Our roads sector wants to go cool, and with good reason. Minister CP Joshi will be on Google Plus Hangout on 29 March; National Highways Authority of India (NHAI) has taken another step towards its private partners.
The media has routinely celebrated and trashed the Budget (usually, both of the above together, as is the annual tradition). The element for infrastructure that needs to be viewed with interest, both with spotlights on as well as through a magnifying lens, is not so much the step towards easing foreign investor sentiment, but the proposal to establish a road regulator to assuage the domestic investor's scepticism.
Examine the circumstances for this ointment-proposal. It comes after a year of diminished activities (stemming, surely, from diminishing returns) in the sector, as two of the biggest players-GMR and GVK-walked out leaving NHAI looking vulnerable, and leaving a hole of Rs 12,700 crore. Against the targeted 7 km per day, construction was at 5.94 km per day-fairly acceptable, given the struggle the Authority has had in the past to keep pace with the target rate. A length of 1,605 km was completed (December figures).
Not all of this is unplanned: NHAI's primary objective this year has been to complete existing projects in public-private partnership (PPP), and award more projects under engineering, procurement and construction (EPC). As many as 86-nearly 59 per cent-of the planned 146 projects are stalled. This spelled trouble right away.
But it is in the awarding that the sector has taken a telling hit: Merely 837 km were awarded until January this year, as against more than 5,000 km in 2010-11 and nearly 6,500 km in 2011-12. With the Prime Minister's intervention, the establishment of the Cabinet Committee on Investments, and assurances about environmental clearances, such concerns should have eased. Why, then, has it only managed to let the growth slip further?
Banks have hitherto regarded the road sector-the second biggest infrastructure sector-as a cash cow after the power sector woes (where banks chose, or were "coaxed" by the government, to lend to loss-making segments). Now, banks are no longer gung ho about roads. Contractual and approval delays and disputes are considered the main culprit. Underestimation of timelines and cost escalations continue to plague the sector.
So the real problem is perception of the sector by the various stakeholders as less viable than projected. And NHAI has swung into action. First, GMR exited the hyped Kishangarh-Udaipur-Ahmedabad project, followed by GVK from a Madhya Pradesh project, both citing environmental clearance delays. GMR and NHAI are now locked in a court dispute, but GMR has now asked NHAI whether it is possible to restructure the premium of Rs 636 crore in a way as to keep the amount lower in the initial years and compensate later. NHAI has now proposed to compensate for delays in PPP projects beyond a contractor's control, such as clearances. Although such compensations are common in EPC projects both awarded by public and private sectors, it is a first for a PPP project, and evidences the seriousness with which the government needs to bend over backwards, and so may win the Prime Minister's favour.
Our country's infrastructure has chosen to learn from experience, and NHA's latest aggressive solution to woo back contractors-and investors-is no different.
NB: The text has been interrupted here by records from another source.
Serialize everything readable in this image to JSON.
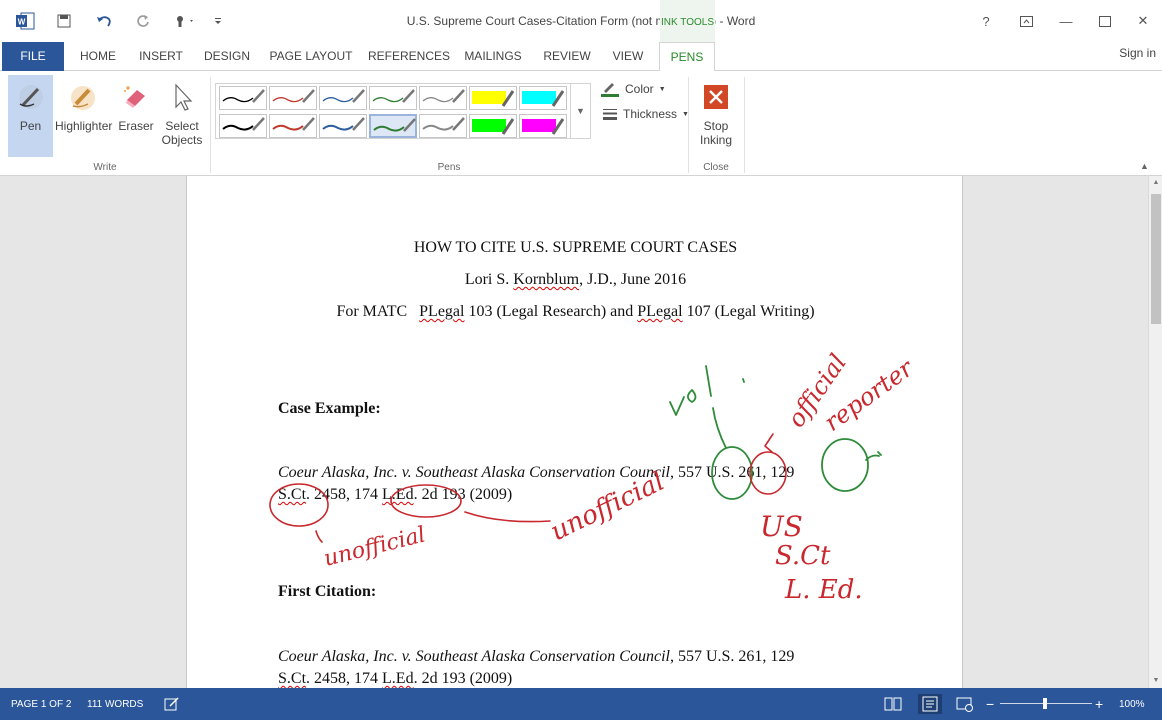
{
  "window": {
    "title": "U.S. Supreme Court Cases-Citation Form (not marked up) - Word",
    "contextual_tab_group": "INK TOOLS",
    "help": "?",
    "minimize": "—",
    "close": "✕"
  },
  "tabs": [
    "FILE",
    "HOME",
    "INSERT",
    "DESIGN",
    "PAGE LAYOUT",
    "REFERENCES",
    "MAILINGS",
    "REVIEW",
    "VIEW",
    "PENS"
  ],
  "signin": "Sign in",
  "ribbon": {
    "write": {
      "label": "Write",
      "pen": "Pen",
      "highlighter": "Highlighter",
      "eraser": "Eraser",
      "select_line1": "Select",
      "select_line2": "Objects"
    },
    "pens": {
      "label": "Pens",
      "color": "Color",
      "thickness": "Thickness",
      "swatches_row1": [
        "#000000",
        "#c0392b",
        "#2e5e9e",
        "#2e7d32",
        "#888888",
        "#ffff00",
        "#00ffff"
      ],
      "swatches_row2": [
        "#000000",
        "#c0392b",
        "#2e5e9e",
        "#2e7d32",
        "#888888",
        "#00ff00",
        "#ff00ff"
      ]
    },
    "close": {
      "label": "Close",
      "stop_line1": "Stop",
      "stop_line2": "Inking"
    }
  },
  "document": {
    "title": "HOW TO CITE U.S. SUPREME COURT CASES",
    "author_prefix": "Lori S. ",
    "author_name": "Kornblum",
    "author_suffix": ", J.D., June 2016",
    "course_prefix": "For MATC   ",
    "course_pl1": "PLegal",
    "course_mid": " 103 (Legal Research) and ",
    "course_pl2": "PLegal",
    "course_suffix": " 107 (Legal Writing)",
    "case_example_heading": "Case Example:",
    "case_name": "Coeur Alaska, Inc. v. Southeast Alaska Conservation Council,",
    "citation_line1_rest": " 557 U.S. 261, 129",
    "sct": "S.Ct",
    "citation_mid": ". 2458, 174 ",
    "led": "L.Ed",
    "citation_end": ". 2d 193 (2009)",
    "first_citation_heading": "First Citation:"
  },
  "status": {
    "page": "PAGE 1 OF 2",
    "words": "111 WORDS",
    "zoom": "100%",
    "zoom_level_percent": 100
  }
}
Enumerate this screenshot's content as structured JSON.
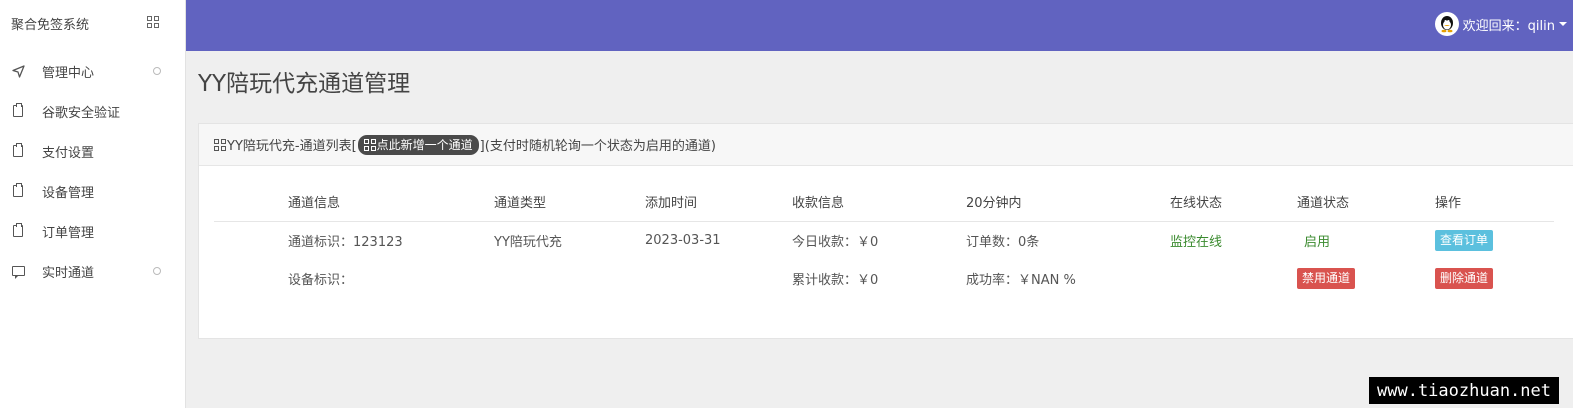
{
  "sidebar": {
    "brand": "聚合免签系统",
    "items": [
      {
        "label": "管理中心",
        "icon": "send-icon",
        "has_dot": true
      },
      {
        "label": "谷歌安全验证",
        "icon": "clipboard-icon"
      },
      {
        "label": "支付设置",
        "icon": "clipboard-icon"
      },
      {
        "label": "设备管理",
        "icon": "clipboard-icon"
      },
      {
        "label": "订单管理",
        "icon": "clipboard-icon"
      },
      {
        "label": "实时通道",
        "icon": "message-icon",
        "has_dot": true
      }
    ]
  },
  "topbar": {
    "welcome": "欢迎回来：qilin",
    "accent_color": "#6163c0"
  },
  "page": {
    "title": "YY陪玩代充通道管理"
  },
  "panel": {
    "head_prefix": "YY陪玩代充-通道列表[",
    "add_button": "点此新增一个通道",
    "head_suffix": "](支付时随机轮询一个状态为启用的通道)",
    "columns": [
      "通道信息",
      "通道类型",
      "添加时间",
      "收款信息",
      "20分钟内",
      "在线状态",
      "通道状态",
      "操作"
    ],
    "row": {
      "channel_id": "通道标识：123123",
      "device_id": "设备标识：",
      "type": "YY陪玩代充",
      "added": "2023-03-31",
      "today_income": "今日收款：￥0",
      "total_income": "累计收款：￥0",
      "orders": "订单数：0条",
      "success_rate": "成功率：￥NAN %",
      "online_status": "监控在线",
      "channel_status": "启用",
      "view_orders": "查看订单",
      "disable": "禁用通道",
      "delete": "删除通道"
    }
  },
  "watermark": "www.tiaozhuan.net"
}
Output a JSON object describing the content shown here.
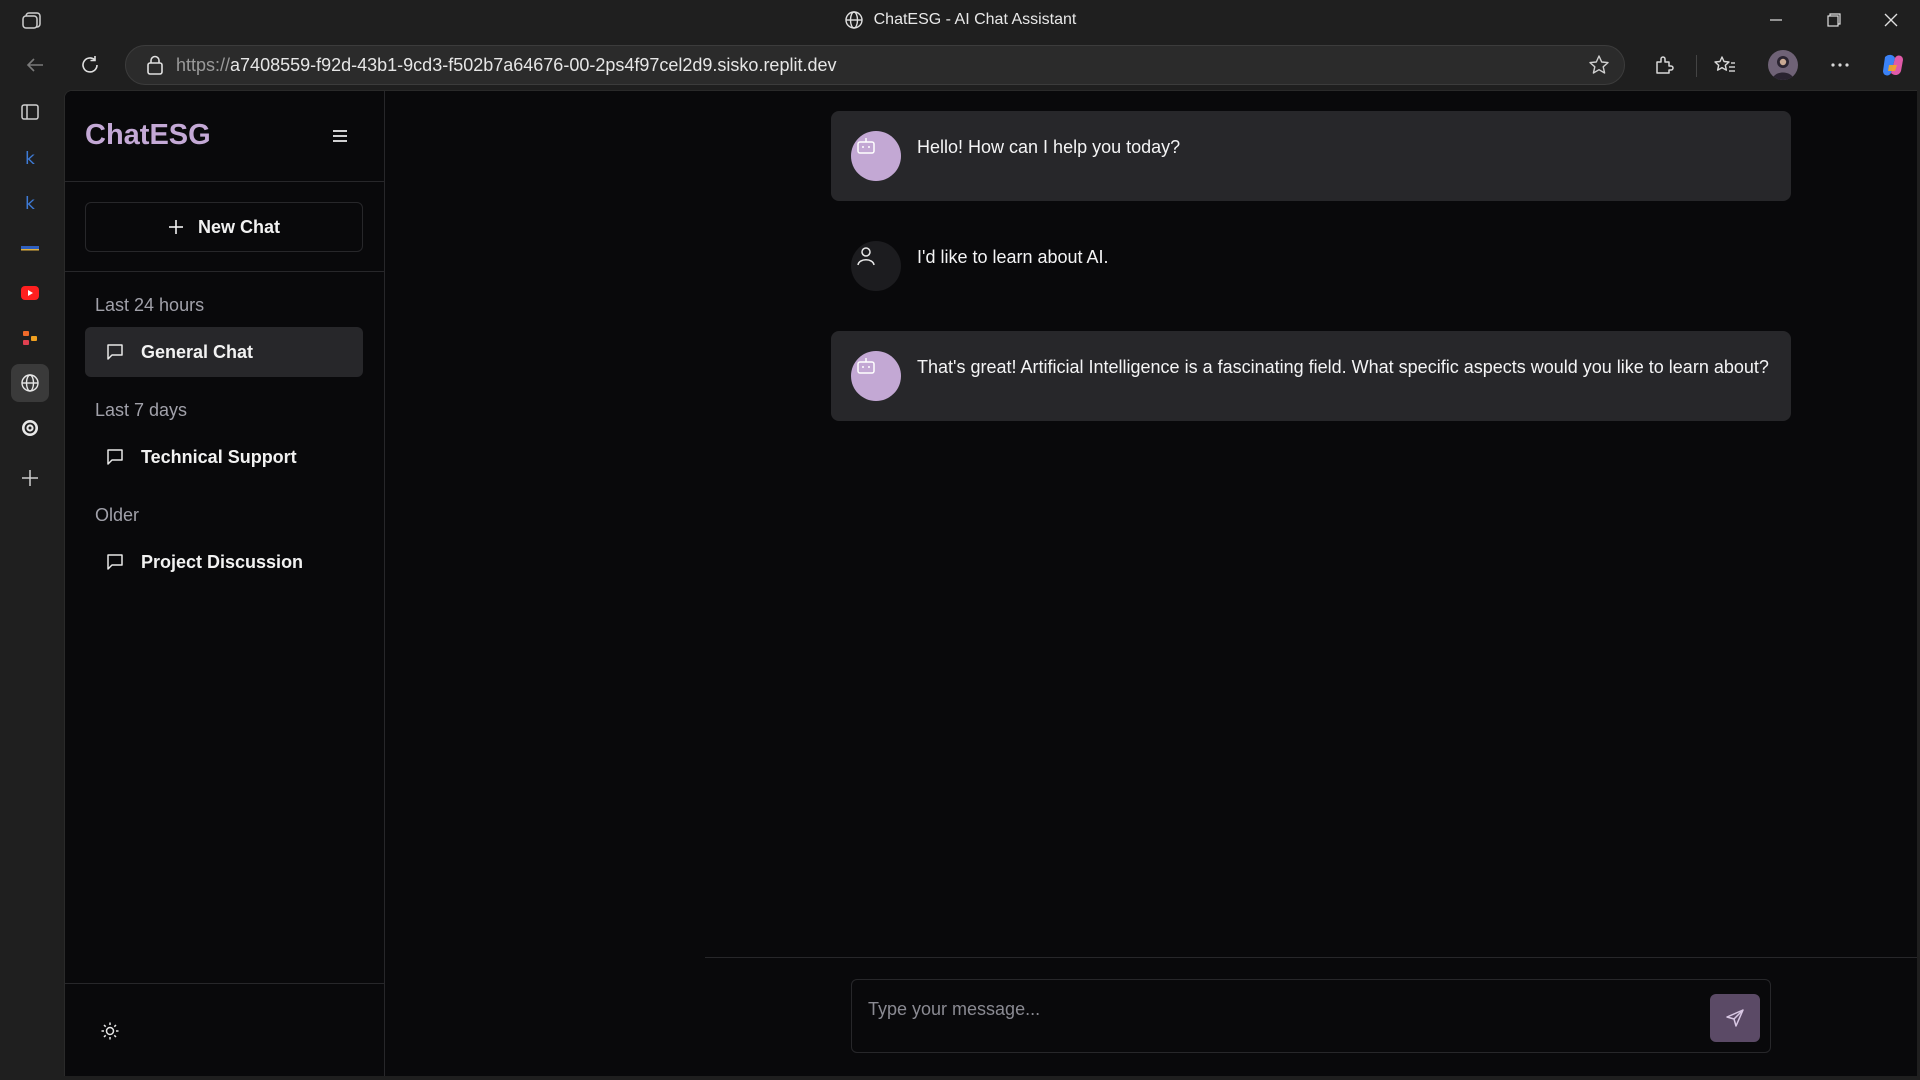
{
  "window": {
    "title": "ChatESG - AI Chat Assistant"
  },
  "browser": {
    "url_scheme": "https://",
    "url_rest": "a7408559-f92d-43b1-9cd3-f502b7a64676-00-2ps4f97cel2d9.sisko.replit.dev",
    "strip_icons": [
      "tab-actions-icon",
      "k-app-icon",
      "k-app-icon",
      "bookmark-bar-icon",
      "youtube-icon",
      "tasks-app-icon",
      "globe-icon",
      "openai-icon",
      "add-icon"
    ]
  },
  "sidebar": {
    "brand": "ChatESG",
    "new_chat_label": "New Chat",
    "sections": [
      {
        "label": "Last 24 hours",
        "items": [
          {
            "label": "General Chat",
            "active": true
          }
        ]
      },
      {
        "label": "Last 7 days",
        "items": [
          {
            "label": "Technical Support",
            "active": false
          }
        ]
      },
      {
        "label": "Older",
        "items": [
          {
            "label": "Project Discussion",
            "active": false
          }
        ]
      }
    ]
  },
  "messages": [
    {
      "role": "assistant",
      "text": "Hello! How can I help you today?"
    },
    {
      "role": "user",
      "text": "I'd like to learn about AI."
    },
    {
      "role": "assistant",
      "text": "That's great! Artificial Intelligence is a fascinating field. What specific aspects would you like to learn about?"
    }
  ],
  "composer": {
    "placeholder": "Type your message..."
  },
  "colors": {
    "brand": "#c4a9d6",
    "bot_avatar": "#c3a8d4",
    "send_button": "#5b4a66",
    "panel": "#27272a",
    "background": "#09090b"
  }
}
In the shape of things to come is the welcome and increasing-if reluctant-realisation of government agency as partner, not boss.
We have seen that to convert intention to execution is where we are falling short and the budget does not create any accountability benchmark. There is a great need for "an accountability bill" which would put the onus on project owners to be accountable along with all such departments that are to serve the fulfilment of the project. The devil lies in execution and the rest is just text. So let's cut the text and ask for delivery.